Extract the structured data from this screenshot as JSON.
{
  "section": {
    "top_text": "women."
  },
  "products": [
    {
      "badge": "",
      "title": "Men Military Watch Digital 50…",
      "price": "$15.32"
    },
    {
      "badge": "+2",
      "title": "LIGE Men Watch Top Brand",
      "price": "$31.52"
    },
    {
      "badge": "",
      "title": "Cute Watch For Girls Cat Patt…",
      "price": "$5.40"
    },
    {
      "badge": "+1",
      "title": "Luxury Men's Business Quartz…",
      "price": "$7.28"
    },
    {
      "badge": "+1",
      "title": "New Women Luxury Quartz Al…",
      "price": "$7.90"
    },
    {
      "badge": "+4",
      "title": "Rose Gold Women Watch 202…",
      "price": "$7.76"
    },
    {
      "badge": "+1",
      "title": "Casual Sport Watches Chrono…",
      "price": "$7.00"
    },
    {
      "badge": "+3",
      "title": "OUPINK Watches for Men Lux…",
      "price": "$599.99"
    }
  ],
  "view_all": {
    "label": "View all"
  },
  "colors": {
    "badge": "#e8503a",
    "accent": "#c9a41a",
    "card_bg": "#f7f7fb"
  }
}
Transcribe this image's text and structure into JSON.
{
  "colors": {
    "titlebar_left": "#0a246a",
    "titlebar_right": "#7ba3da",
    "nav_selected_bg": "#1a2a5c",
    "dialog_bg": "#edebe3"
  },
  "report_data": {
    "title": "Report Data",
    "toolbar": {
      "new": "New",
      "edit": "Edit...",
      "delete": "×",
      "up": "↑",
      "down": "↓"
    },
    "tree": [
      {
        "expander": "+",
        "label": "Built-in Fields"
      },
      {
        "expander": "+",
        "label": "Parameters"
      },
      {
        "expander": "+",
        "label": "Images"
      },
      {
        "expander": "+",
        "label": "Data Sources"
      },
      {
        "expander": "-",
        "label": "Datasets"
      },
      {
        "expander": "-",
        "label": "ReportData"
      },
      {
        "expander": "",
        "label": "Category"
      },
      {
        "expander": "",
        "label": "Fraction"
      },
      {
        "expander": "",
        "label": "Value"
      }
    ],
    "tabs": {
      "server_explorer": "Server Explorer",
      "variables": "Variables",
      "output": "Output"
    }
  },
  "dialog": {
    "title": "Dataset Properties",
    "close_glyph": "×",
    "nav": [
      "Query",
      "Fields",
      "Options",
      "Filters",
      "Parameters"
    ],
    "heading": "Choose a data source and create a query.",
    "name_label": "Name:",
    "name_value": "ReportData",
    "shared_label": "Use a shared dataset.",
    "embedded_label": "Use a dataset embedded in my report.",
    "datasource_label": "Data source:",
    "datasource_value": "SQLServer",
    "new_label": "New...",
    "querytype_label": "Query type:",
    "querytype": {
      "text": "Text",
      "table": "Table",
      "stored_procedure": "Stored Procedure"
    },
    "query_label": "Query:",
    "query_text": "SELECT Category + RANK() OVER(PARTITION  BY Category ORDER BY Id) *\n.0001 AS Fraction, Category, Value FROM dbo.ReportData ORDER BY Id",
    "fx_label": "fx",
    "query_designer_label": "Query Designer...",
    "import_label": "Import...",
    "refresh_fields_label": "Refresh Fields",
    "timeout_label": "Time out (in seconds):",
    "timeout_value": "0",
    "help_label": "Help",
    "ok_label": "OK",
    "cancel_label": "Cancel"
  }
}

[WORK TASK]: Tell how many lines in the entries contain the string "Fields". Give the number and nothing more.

[TASK ANSWER]: 3